Dr Mel Gibson reports on a day of comic study and discussion held as part of this year’s Lakes International Comic Art Festival…
The expansion and transformation of the academic wing of the Lakes International Comic Art Festival continued in 2018. Held in the Brewery Arts Centre, Kendal, The Friday Sessions as they are known, were open to anyone who fancied coming along. Academics and postgraduate students gave talks on a range of topics including the history of comics, the craft of comics, new research into the wider impact of the medium and focused on two of the main Festival themes, the Traces of the Great War project and anthology and Scottish Comics.
Chris Murray from the Univerity of Dundee started the talks with a very entertaining (as well as hugely informative) account of Dundee as an historic and modern centre for comic production. Whilst publisher DC Thomson did play a major part in the talk, the inclusion of other firms, and how Dundee University works today with other institutions in the city, including the new V&A, was the basis of an argument for Dundee as ‘Comicsopolis’, much as it had once been famous for jute, jam and journalism and known as ‘Juteopolis’.
Dundee University Course Director Phillip Vaughan gave a complementary paper focusing on student practice in relation to the development of Saltire, a Scottish superhero based on the mythology and folklore of Caledonian history. He explained how the project came to be, how it relates to student employment and career routes, as well as their practice, and the success of the comic internationally.
The first panel discussion involved author Mary Talbot, Indian comic creator Orijit Sen, comics and film writer Joe Kelly and Comics Laureate and artist Charlie Adlard, talking about their contributions to the Traces of the Great War anthology, launched at the Festival, and the challenges of working with historical events.
What became evident was how their approaches varied, ranging from an intense engagement with specific events and historical individuals, through to making narratives that made wider general points about how the action of a moment can lead to historical and social change, and about changing generational engagement with history.

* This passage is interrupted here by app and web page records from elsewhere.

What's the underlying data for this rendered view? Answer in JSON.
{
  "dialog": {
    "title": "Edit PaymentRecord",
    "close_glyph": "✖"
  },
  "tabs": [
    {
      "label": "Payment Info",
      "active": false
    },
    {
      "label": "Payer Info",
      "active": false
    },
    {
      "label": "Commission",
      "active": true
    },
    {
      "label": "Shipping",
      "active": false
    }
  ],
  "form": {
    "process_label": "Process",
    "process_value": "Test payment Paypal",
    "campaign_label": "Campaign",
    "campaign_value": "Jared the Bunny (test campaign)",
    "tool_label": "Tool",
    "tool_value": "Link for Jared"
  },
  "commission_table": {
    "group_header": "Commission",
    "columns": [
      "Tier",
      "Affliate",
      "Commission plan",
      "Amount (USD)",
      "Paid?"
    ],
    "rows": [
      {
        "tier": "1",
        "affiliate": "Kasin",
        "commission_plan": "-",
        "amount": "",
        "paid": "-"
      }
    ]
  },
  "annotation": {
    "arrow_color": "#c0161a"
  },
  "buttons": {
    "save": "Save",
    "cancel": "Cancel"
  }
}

Charlie also explained how his story formed a contemporary coda to his and Robbie Morrison’s graphic novel White Death.
The next talk was a personal take on comic history by Benoît Peeters, Professor of Graphic Fiction and Comic Art at Lancaster University, flagging up key works old and new which have engaged his interest. He was then joined on stage by Chris Murray for a Q&A about their personal history with the medium and how it has led to their professorial involvement with comics and academia today.
The second panel focused on communicating ideas through comics. Firstly, Golnar Nabizadeh, lecturer in English at the University of Dundee, looked at the representation of trauma and memory in comics, focusing particularly on the mechanics of the form. Two speakers spanning practice and theory followed her. Comic artist and writer Monty Nero talked about how text and image interact, and Megan Sinclair, a PhD student at the University of Dundee, gave a paper on her healthcare comics, which also celebrate the life of her father. The final panelist, Finnish creator Kaisa Leka, talked about what ‘Normals have said to her during her encounters with them in Normalland’, a vehicle for exploring ideas about difference, macroaggressions and cultural understandings of impairment/disability.

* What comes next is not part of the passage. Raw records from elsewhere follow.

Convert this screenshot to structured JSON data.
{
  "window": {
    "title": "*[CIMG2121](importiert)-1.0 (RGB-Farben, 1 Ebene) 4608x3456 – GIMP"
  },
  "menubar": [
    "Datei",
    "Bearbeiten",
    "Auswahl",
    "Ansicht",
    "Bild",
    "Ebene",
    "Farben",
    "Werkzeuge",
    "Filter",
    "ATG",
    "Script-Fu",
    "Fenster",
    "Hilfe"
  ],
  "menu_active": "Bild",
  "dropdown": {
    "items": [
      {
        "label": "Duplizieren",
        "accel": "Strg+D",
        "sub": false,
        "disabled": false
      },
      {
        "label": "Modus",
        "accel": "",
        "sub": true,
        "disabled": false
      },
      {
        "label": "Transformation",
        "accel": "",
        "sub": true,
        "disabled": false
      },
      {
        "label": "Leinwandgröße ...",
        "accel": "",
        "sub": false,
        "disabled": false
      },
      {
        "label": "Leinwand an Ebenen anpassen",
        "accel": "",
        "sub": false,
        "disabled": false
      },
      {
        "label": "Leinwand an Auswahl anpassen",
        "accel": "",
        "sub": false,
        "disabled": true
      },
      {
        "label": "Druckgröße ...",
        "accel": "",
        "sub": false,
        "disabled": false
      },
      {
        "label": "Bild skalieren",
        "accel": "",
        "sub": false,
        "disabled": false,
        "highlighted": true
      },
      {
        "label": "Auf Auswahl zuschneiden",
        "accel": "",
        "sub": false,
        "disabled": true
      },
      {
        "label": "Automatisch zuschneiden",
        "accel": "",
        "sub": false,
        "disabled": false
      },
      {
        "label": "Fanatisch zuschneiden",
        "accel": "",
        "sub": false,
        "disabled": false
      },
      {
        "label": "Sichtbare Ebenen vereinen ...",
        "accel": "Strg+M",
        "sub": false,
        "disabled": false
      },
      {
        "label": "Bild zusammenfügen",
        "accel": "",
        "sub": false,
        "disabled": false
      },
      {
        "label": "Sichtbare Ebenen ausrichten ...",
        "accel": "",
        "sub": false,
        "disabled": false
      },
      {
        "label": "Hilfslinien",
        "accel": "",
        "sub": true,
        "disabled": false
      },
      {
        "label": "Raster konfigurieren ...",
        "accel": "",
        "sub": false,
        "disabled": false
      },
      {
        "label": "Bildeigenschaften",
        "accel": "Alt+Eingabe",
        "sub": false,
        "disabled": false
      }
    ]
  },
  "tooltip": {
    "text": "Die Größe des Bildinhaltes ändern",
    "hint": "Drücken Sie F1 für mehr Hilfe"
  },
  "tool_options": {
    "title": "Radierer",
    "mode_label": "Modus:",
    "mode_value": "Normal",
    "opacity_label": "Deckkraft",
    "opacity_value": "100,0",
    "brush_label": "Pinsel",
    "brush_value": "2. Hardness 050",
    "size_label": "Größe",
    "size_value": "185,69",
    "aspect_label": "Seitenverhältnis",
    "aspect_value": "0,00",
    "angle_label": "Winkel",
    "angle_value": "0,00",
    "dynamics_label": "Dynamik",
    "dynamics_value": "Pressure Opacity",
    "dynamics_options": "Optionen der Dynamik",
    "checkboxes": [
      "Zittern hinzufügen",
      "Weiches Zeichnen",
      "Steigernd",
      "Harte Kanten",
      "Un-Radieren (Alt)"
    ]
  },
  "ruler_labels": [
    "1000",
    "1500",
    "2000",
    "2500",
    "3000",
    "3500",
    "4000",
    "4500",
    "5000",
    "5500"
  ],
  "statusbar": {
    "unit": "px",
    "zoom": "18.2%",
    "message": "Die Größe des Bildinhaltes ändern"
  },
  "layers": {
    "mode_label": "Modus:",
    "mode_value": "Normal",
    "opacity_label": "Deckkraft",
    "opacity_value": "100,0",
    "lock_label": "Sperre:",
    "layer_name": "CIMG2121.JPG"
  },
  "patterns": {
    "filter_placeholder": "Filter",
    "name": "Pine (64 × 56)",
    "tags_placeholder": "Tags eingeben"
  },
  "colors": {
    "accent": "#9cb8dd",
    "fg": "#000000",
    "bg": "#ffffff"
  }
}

The keynote that ended the day was by Hunt Emerson, ahead of the announcement of his winning of the Sergio Award for Comics Excellence, and writer/ biographer Kevin Jackson who discussed Bloke’s Progress, their new book inspired by the ideas of John Ruskin. This was followed by Hunt giving a guided tour of the Bloke’s Progress exhibition, which included his contemporary riff on Ford Madox Brown’s painting ‘Work’.
All of the talks were very engaging, and there was lively discussion in the Q&A sessions at the end of each panel and paper. It was great to see so many people enjoying academic takes on comics.
In addition, the University of Cumbria, Lancaster University and the University of Dundee also support the festival through sponsorship. Academics from these institutions, and others, also appeared as speakers and hosts throughout the wider festival, as well as having their own stands and presenting their own work and that of their students. Both the Friday Sessions and the ongoing commitment of universities to LICAF show their keenness to develop dialogue between academics, practitioners and those attending the festival.
• If you are interested in finding out more about the LICAF academics programme contact Aileen McEvoy, Associate Director LICAF
Mel Gibson is a UK based comics scholar and consultant. She has run training and promotional events about comics and graphic novels for libraries, schools and other organisations since 1993 when she contributed to Graphic Account on developing graphic novels collections for 16-25 year olds, published by the Youth Libraries Group. As a consultant, Mel runs training events on manga, working with young adults in libraries, working with picture books and the links between children’s books and the Internet.
• Find out more about Mel’s work at www.dr-mel-comics.co.uk